are first drinking water, then industrial use and finally
agriculture. Unfortunately there is no such clarity amongst
policy makers. There is neither a sensible nor broadly acceptable
plan for utilization of these scarce water resources.
at what is happening in Hyderabad. Faced with acute water
shortages in the past few years, the government has devised
a grandiose plan to bring Krishna waters to the city through
a pipeline. The estimated outlay for the project is a whopping
Rs 2600 crores. This project is supposed to cater to the
needs of the twin cities and the neighbouring nine municipalities.
It proposes to bring water either from the Srisailam Left
Bank Canal, the Akkampalli balancing reservoir or the yet
to take off Sunkesula Lift Irrigation scheme. Any of these
schemes will be an expensive proposition, and the consumer
will end up paying a hefty price. Given the high capital
cost, maintenance of machinery and pipelines, cost of lifting
water, and wastages, the cost per kilolitre of water is
likely to be around Rs 40. That would mean that an average
household will spend more for water than electricity! A
sensible alternative would be to buy out the riparian rights
from the farmers under the Singur reservoir and use it exclusively
for drinking water purposes. And we can also think of drawing
water from Almatti in Karnataka, involving minimal lift.
This can be a win-win solution for both states.
the bigger question that the policy makers are not answering
is for how many people/industries can we provide all the
infrastructural facilities in a city like Hyderabad? Most
industrial activity in this state is concentrated in and
around Hyderabad. The city is already bursting at its seams
and will simply collapse if this growth is allowed to continue
unhindered. The answer lies in creating quality satellite/magnet
townships with all infrastructure and connect them with
modern urban transport systems. Take Warangal, the second
largest city in Telangana. The only other municipality in
Warangal district is Jangam!
are a water-poor country when compared to Europe, Southeast
Asia or the Americas. And most rainfall is during monsoons
and cyclones, allowing rapid runoff and flooding. But if
we harness even the available water well, there is enough
for our requirements. There are three broad approaches we
need to follow, or else the coming decades may yet see water
riots and enormous suffering.
we have to conserve as much rain water as we can by soil
conservation practices and water harvesting structures.
And water-saving devices and practices must be internalized
through sensible pricing and public education. Second, we
need to relook at human settlements and urbanization. Throughout
history, civilizations flourished along watercourses.

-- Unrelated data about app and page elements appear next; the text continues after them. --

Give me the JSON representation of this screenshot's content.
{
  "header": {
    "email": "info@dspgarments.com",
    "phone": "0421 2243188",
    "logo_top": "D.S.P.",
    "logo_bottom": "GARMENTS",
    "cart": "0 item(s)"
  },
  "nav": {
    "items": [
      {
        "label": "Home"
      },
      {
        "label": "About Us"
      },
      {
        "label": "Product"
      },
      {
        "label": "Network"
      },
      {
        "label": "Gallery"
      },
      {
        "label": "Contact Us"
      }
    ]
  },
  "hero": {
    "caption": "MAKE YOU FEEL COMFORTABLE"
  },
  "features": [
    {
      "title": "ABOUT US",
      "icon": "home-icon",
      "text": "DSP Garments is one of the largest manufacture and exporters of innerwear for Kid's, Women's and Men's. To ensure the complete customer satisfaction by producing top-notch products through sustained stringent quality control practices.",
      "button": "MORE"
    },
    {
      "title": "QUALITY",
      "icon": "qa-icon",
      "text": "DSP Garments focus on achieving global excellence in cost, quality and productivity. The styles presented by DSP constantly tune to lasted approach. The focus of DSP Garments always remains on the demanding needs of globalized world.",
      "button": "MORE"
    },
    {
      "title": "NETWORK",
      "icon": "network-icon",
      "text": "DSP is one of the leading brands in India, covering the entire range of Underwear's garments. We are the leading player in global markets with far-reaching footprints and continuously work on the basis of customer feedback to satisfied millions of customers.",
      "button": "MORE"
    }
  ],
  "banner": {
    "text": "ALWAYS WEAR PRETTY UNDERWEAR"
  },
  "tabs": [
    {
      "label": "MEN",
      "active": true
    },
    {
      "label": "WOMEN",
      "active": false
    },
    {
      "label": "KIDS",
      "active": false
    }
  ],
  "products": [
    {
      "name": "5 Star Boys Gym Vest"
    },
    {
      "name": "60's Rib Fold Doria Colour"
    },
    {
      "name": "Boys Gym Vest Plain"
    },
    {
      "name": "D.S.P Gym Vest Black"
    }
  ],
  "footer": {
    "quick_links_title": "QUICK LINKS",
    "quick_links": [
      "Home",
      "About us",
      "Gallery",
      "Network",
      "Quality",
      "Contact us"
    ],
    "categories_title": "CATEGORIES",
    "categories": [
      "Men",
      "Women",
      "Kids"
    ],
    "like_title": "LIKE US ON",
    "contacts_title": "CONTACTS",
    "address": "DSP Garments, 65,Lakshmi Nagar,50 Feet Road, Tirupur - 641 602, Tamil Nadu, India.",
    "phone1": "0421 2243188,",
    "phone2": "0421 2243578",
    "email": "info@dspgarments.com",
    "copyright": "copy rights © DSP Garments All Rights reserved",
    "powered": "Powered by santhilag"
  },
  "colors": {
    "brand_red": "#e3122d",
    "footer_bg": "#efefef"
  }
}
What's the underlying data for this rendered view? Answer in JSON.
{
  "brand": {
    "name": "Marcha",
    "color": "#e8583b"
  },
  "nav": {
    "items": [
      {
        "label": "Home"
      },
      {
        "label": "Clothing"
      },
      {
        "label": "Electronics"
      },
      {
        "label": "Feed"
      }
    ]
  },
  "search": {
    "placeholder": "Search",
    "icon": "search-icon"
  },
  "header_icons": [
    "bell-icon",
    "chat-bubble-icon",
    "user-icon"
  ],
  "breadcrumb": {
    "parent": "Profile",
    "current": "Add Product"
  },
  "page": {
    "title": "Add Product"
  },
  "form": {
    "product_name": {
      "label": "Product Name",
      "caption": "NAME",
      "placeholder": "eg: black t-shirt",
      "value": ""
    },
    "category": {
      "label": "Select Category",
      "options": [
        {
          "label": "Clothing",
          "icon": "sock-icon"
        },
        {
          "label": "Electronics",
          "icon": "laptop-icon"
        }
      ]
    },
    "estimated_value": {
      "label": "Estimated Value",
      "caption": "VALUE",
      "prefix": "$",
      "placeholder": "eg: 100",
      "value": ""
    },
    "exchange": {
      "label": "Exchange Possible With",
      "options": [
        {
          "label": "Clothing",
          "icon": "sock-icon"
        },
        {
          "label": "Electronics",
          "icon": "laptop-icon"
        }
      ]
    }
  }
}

It
is cheaper and more sensible to encourage growth and urbanization
close to major rivers, than to lift water from great distances
to meet the needs of people and industry.
we must build adequate storage capacity across major rivers
to meet the growing needs of our economy. Inter-state disputes
and mindless opposition to dams are only leading to water-crisis.
A national water policy must recognize a river valley as
a natural unit for water sharing, ignoring political boundaries.
Water only flows downstream, and does not respect man-made
divisions or partisan politics. And, we have to recognize
that water storage through dams ultimately improves tree
cover and ecology, even as our growing needs are met.